Pomfret, E. (2005, February 12). Weighing up the alternatives; have traditional medicines and treatments had their day? The Birmingham Post, 47.
Author provided overview of various natural healing techniques and how they can be used by healthcare consumers in lieu of conventional medicine approaches.
Whorton, J.C. (2004). Nature cures: The history of alternative medicine in America. New York: Oxford University Press.
Author stated that the perspective of alternative practitioners has been that they are well- intentioned healers struggling to provide viable options to harsh medicines and unnecessary surgeries; however, the response from the mainstream medical community has historically been ambivalent or even violently opposed based on fear of competition and to maintain their power and cultural authority.
Wilke, a.W. (1997, January-February). Body, heal thyself. E, 8(1), 42.
Author emphasized that things are changing and many people are seeking out natural healing alternatives; however, most mainstream practitioners remain unaware or continue to disregard the potential benefits to be derived from natural healing methodologies.
IV. Proposed Methodology.
The methodology to be used in the proposed study will be a triangulated approach, using a critical review of the relevant peer-reviewed and scholarly literature to determine current natural healing methodologies and how they are generally used for pain management purposes for the first leg. For the purpose, public and university libraries will be consulted, as well as reliable online database sources such as EBSCO, MedLine and Questia. Serendipitously identified resources will also be incorporated during this phase of the research.

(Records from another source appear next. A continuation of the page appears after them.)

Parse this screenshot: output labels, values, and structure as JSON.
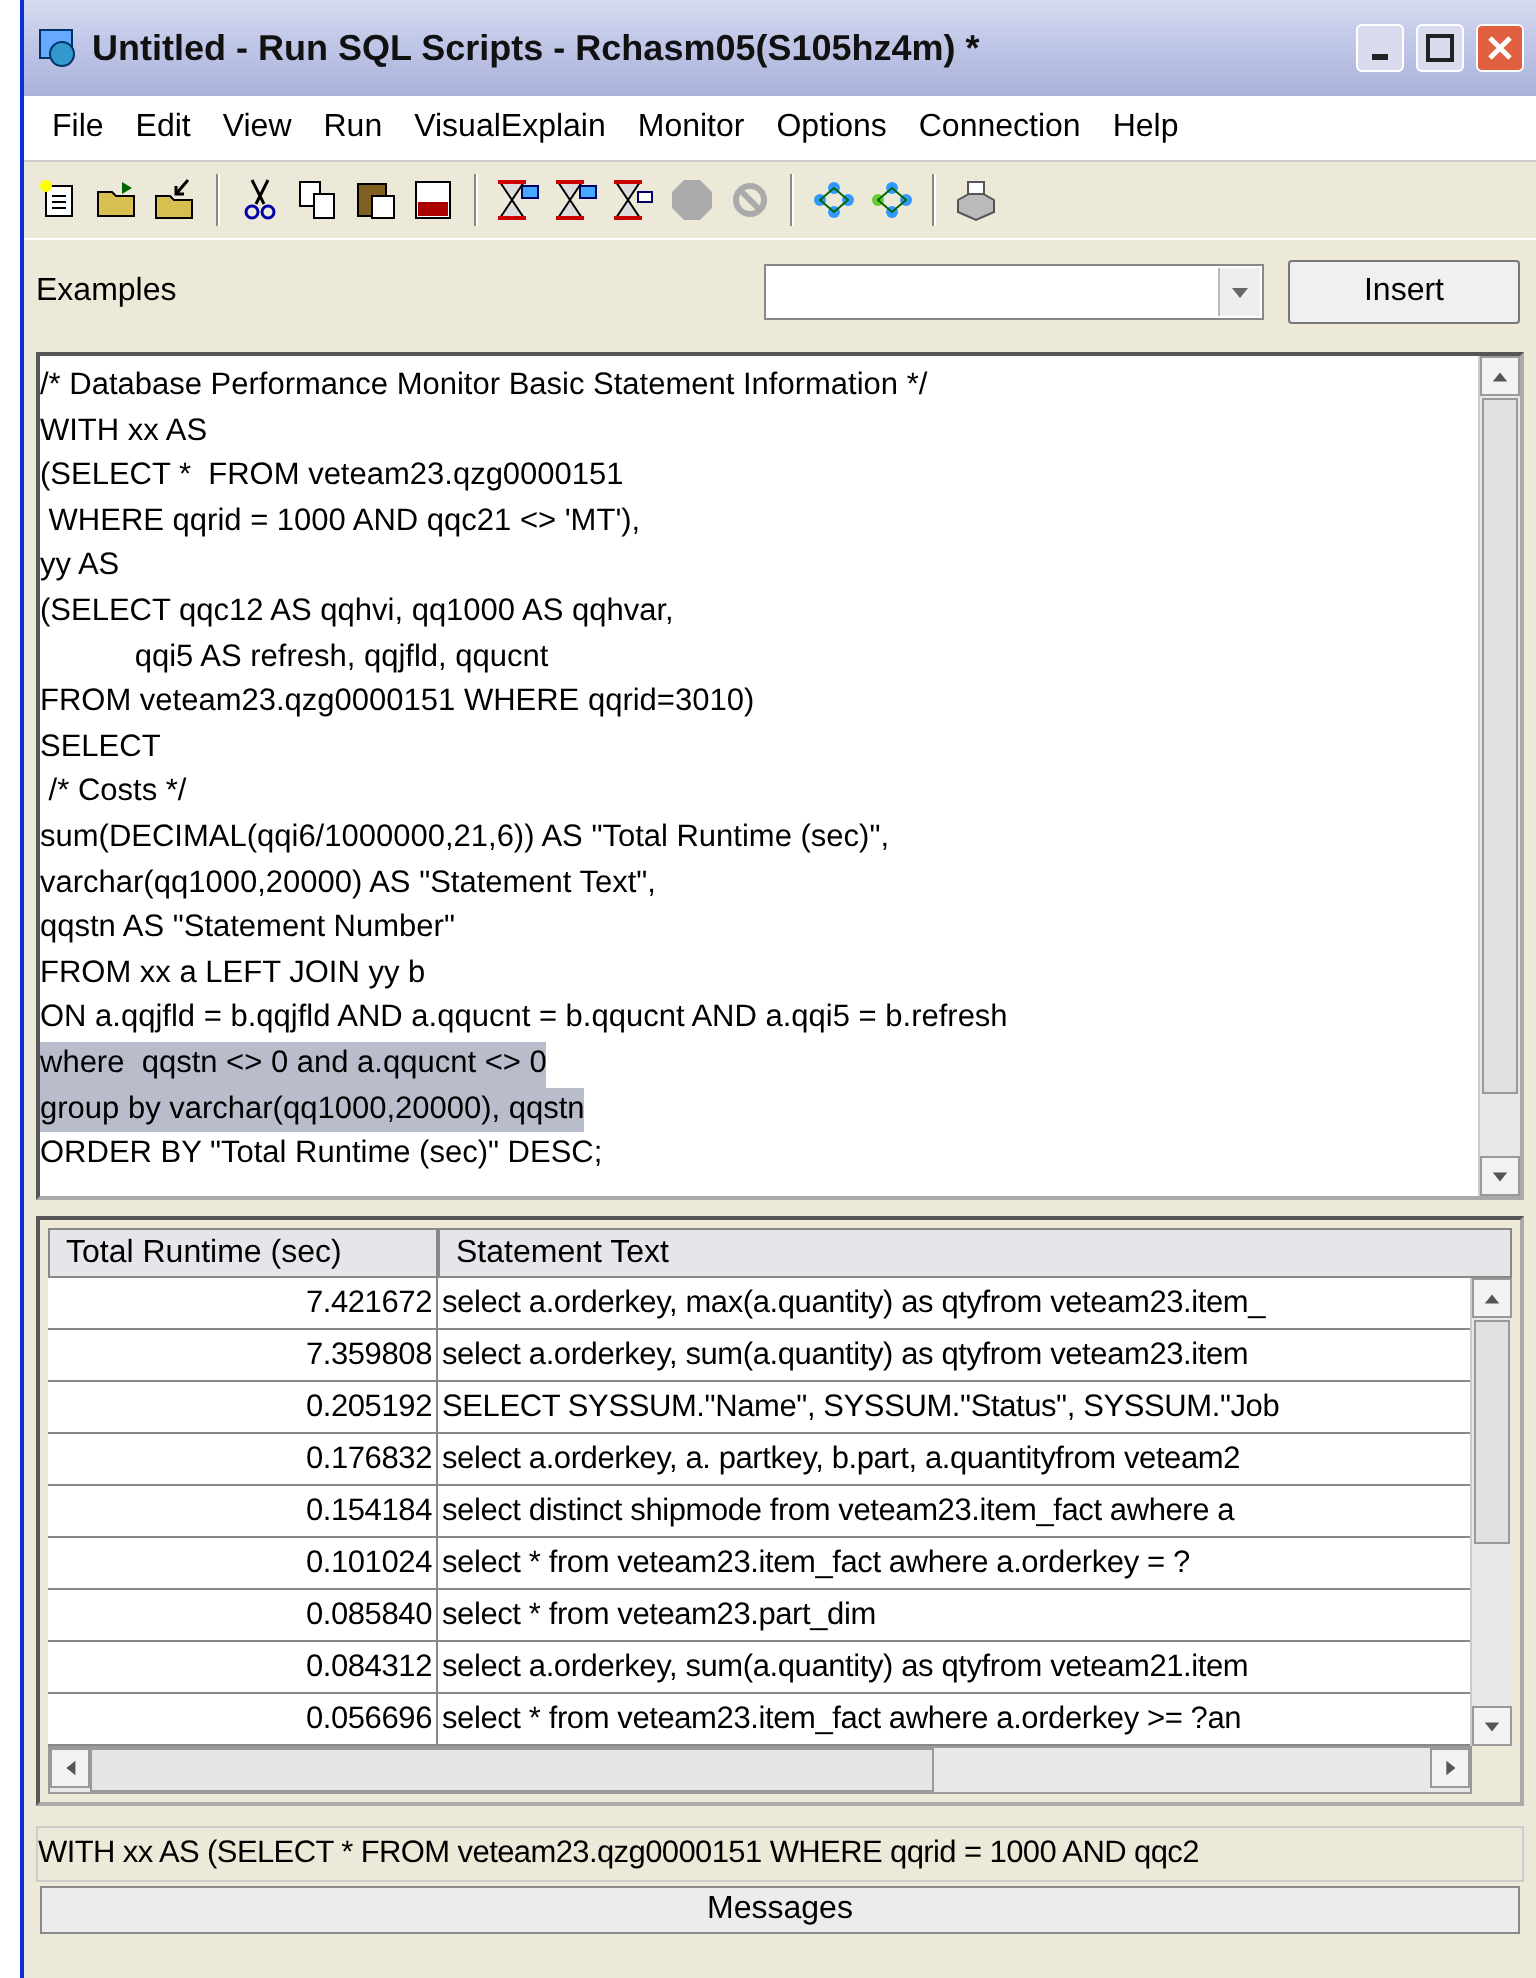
{
  "window": {
    "title": "Untitled - Run SQL Scripts - Rchasm05(S105hz4m) *"
  },
  "menu": [
    "File",
    "Edit",
    "View",
    "Run",
    "VisualExplain",
    "Monitor",
    "Options",
    "Connection",
    "Help"
  ],
  "examples": {
    "label": "Examples",
    "insert_button": "Insert"
  },
  "editor": {
    "lines": [
      {
        "text": "/* Database Performance Monitor Basic Statement Information */",
        "selected": false
      },
      {
        "text": "WITH xx AS",
        "selected": false
      },
      {
        "text": "(SELECT *  FROM veteam23.qzg0000151",
        "selected": false
      },
      {
        "text": " WHERE qqrid = 1000 AND qqc21 <> 'MT'),",
        "selected": false
      },
      {
        "text": "yy AS",
        "selected": false
      },
      {
        "text": "(SELECT qqc12 AS qqhvi, qq1000 AS qqhvar,",
        "selected": false
      },
      {
        "text": "           qqi5 AS refresh, qqjfld, qqucnt",
        "selected": false
      },
      {
        "text": "FROM veteam23.qzg0000151 WHERE qqrid=3010)",
        "selected": false
      },
      {
        "text": "SELECT",
        "selected": false
      },
      {
        "text": " /* Costs */",
        "selected": false
      },
      {
        "text": "sum(DECIMAL(qqi6/1000000,21,6)) AS \"Total Runtime (sec)\",",
        "selected": false
      },
      {
        "text": "varchar(qq1000,20000) AS \"Statement Text\",",
        "selected": false
      },
      {
        "text": "qqstn AS \"Statement Number\"",
        "selected": false
      },
      {
        "text": "FROM xx a LEFT JOIN yy b",
        "selected": false
      },
      {
        "text": "ON a.qqjfld = b.qqjfld AND a.qqucnt = b.qqucnt AND a.qqi5 = b.refresh",
        "selected": false
      },
      {
        "text": "where  qqstn <> 0 and a.qqucnt <> 0",
        "selected": true
      },
      {
        "text": "group by varchar(qq1000,20000), qqstn",
        "selected": true
      },
      {
        "text": "ORDER BY \"Total Runtime (sec)\" DESC;",
        "selected": false
      }
    ]
  },
  "results": {
    "columns": [
      "Total Runtime (sec)",
      "Statement Text"
    ],
    "rows": [
      [
        "7.421672",
        "select a.orderkey, max(a.quantity) as qtyfrom veteam23.item_"
      ],
      [
        "7.359808",
        "select a.orderkey, sum(a.quantity) as qtyfrom veteam23.item"
      ],
      [
        "0.205192",
        "SELECT SYSSUM.\"Name\", SYSSUM.\"Status\", SYSSUM.\"Job"
      ],
      [
        "0.176832",
        "select  a.orderkey, a. partkey, b.part, a.quantityfrom  veteam2"
      ],
      [
        "0.154184",
        "select distinct shipmode from veteam23.item_fact awhere a"
      ],
      [
        "0.101024",
        "select * from veteam23.item_fact awhere a.orderkey = ?"
      ],
      [
        "0.085840",
        "select * from veteam23.part_dim"
      ],
      [
        "0.084312",
        "select a.orderkey, sum(a.quantity) as qtyfrom veteam21.item"
      ],
      [
        "0.056696",
        "select * from veteam23.item_fact awhere a.orderkey >= ?an"
      ]
    ]
  },
  "status_text": "WITH xx AS   (SELECT *  FROM veteam23.qzg0000151 WHERE qqrid = 1000 AND qqc2",
  "messages_button": "Messages"
}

The second leg of triangulated methodology will consist of a meta-analysis of recent clinical studies involving the use of natural healing methodologies in general and their use in pain management regimens in particular. This approach is congruent with Gersten, Schiller and Vaughn (2000), who advise that, "The meta-analyst is seeking to determine whether a particular finding is robust across different sets of assumptions. If the answer is 'yes,' then greater confidence can be placed in the conclusion. The specific techniques used in any meta-analysis will differ somewhat depending on the characteristics of the data set and the questions asked by the research synthesist" (p. 275).
The final leg of the triangulated methodology will consist of a convenience sample online survey of pain sufferers to determine their use of natural healing methodologies for pain management purposes, and to assess their level of awareness and education concerning their alternative approaches. This research methodology is congruent with a number of social researchers who recommend triangulation to garner as much insight and background into an issue under investigation as possible (Jonasssen, 2004). A three-part anonymous survey will be posted on pain management forums such as "Pain Management Forum" available at http://ehealthforum.com/health/pain_management.html and "MedHelp Pain Management Forum" available at http://www.medhelp.org/forums/Pain-Management-Support/www.board.html. with the goal of collecting at least 200 completed surveys in time for inclusion in the final study. This first part of the survey will collect various demographic data from the pain suffering respondents such as medical condition and length of time the pain has been experienced. The second part of the survey will consist of a series of Likert-scaled questions ranging from "strongly agree" to "strongly disagree" concerning various alternative medicine approaches to pain management. The final section of the survey will consist of an open-ended comment section where respondents will be requested to provide their personal experiences, insights and views concerning mainstream medicine and natural healing methodologies as they pertain to pain management regimens.
The results of the proposed study can be used to provide a best practices guide for both mainstream clinicians as well as healthcare consumers concerning alternative approaches to pain management…